In college, I wore what my peers wore. I had a limited budget, limited resources, and limited interest in style so I just imitated what I saw. And what I saw was jeans, jeans, flannel, Doc Martens, jeans, oversized sweaters, jeans, long-sleeve tees and, jeans. Also jeans. And the jeans that were in style at the time were flares, which balanced my hips relatively well, and I wore them without thinking and assumed I looked as good as I possibly could.
After graduation I moved to San Francisco where I traded my flare jeans for wide-leg black dress slacks. And, again, I wore them without thinking and assumed I looked as good as I possibly could.
Originally posted 2012-04-26 06:01:54.
Anne from Modern Mrs. Darcy e-mailed me this request:

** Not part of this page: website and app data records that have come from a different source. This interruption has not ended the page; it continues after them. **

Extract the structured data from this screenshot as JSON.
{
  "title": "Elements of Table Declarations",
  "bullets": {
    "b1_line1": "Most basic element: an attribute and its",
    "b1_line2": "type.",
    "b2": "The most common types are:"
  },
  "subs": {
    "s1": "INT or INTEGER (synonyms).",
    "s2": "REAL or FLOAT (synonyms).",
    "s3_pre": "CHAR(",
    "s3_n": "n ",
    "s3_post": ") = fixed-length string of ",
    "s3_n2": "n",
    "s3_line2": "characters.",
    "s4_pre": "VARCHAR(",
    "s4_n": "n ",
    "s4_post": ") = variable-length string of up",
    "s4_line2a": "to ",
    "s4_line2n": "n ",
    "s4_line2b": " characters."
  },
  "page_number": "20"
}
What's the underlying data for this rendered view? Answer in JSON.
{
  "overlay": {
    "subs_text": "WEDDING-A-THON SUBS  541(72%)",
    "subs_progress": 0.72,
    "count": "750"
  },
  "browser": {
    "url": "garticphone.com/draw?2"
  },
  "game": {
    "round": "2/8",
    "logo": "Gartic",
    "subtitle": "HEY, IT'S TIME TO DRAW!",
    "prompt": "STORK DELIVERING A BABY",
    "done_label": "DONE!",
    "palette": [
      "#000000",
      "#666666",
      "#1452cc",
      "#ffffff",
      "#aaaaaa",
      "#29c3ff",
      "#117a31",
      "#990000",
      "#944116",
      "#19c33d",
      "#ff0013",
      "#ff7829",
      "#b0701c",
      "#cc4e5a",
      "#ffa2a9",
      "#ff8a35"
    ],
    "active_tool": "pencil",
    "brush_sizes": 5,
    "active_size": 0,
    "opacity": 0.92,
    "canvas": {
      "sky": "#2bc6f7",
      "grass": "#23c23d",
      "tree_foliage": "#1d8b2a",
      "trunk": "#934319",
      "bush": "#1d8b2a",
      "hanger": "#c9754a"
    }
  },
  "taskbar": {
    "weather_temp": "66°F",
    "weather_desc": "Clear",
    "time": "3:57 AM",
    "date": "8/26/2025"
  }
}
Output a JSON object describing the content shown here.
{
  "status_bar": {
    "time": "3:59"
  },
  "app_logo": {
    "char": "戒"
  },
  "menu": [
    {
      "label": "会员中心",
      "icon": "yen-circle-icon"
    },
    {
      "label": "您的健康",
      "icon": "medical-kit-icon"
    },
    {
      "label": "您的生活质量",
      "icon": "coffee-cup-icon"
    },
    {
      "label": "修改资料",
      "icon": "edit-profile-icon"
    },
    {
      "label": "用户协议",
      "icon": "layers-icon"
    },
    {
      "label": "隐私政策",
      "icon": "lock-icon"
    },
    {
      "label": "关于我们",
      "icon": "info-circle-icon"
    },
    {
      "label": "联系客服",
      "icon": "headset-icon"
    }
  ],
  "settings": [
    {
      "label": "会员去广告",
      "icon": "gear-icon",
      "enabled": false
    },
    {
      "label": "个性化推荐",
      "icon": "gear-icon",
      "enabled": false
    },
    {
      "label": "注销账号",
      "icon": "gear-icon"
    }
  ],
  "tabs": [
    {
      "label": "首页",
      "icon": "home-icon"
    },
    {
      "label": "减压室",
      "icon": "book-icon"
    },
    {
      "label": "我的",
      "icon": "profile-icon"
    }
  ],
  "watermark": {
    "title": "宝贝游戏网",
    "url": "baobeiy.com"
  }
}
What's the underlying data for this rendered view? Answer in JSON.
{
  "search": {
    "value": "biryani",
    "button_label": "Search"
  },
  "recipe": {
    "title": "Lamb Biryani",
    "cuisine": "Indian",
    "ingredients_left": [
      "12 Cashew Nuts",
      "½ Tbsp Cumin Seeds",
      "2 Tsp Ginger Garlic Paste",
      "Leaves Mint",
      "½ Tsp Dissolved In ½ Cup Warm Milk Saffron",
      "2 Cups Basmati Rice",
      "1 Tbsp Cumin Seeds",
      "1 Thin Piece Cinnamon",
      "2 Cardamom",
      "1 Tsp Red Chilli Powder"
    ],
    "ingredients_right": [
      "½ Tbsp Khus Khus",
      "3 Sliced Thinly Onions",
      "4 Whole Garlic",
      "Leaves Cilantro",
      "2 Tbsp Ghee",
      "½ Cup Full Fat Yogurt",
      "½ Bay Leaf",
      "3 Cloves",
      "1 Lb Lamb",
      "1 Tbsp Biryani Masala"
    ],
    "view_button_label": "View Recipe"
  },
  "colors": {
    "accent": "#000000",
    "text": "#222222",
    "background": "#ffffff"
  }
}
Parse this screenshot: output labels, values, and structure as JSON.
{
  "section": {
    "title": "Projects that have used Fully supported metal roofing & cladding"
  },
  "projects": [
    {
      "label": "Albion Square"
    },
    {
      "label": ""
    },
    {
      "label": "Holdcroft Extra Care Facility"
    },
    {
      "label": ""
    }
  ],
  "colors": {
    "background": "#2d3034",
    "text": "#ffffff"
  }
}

This past year I’ve been trying to “soften” up my image: for years I’ve dressed in crisp basics–dark denim, jewel-neck cardis, jackets, white tees. (I just can’t help it–I worked in the legal field for too many years!!) I think the look is pretty but it’s also pretty no-nonsense, and I want to inject some softness and flowy-ness and easy-going-ness (howdya like all those adjectives?) into my appearance. So I’ve been experimenting with long necklaces and wispy bangs and long open cardigans and flowing scarves. I think I’m making progress, but I would love some tips from the pros.
Originally posted 2012-04-09 06:18:39.
My body has shifted and changed a lot over the years, but my hips have remained constant. No matter how much or little I’ve weighed, I’ve always had full thighs and hips. And I’m not afraid to show them off on occasion, but I generally dress to downplay them a bit. As always, each woman determines her own figure flattery priorities and many of you may not care to minimize your hips. But in case you’re looking for the basics of hip minimization, here are some illustrated examples:
Originally posted 2012-02-07 06:19:07.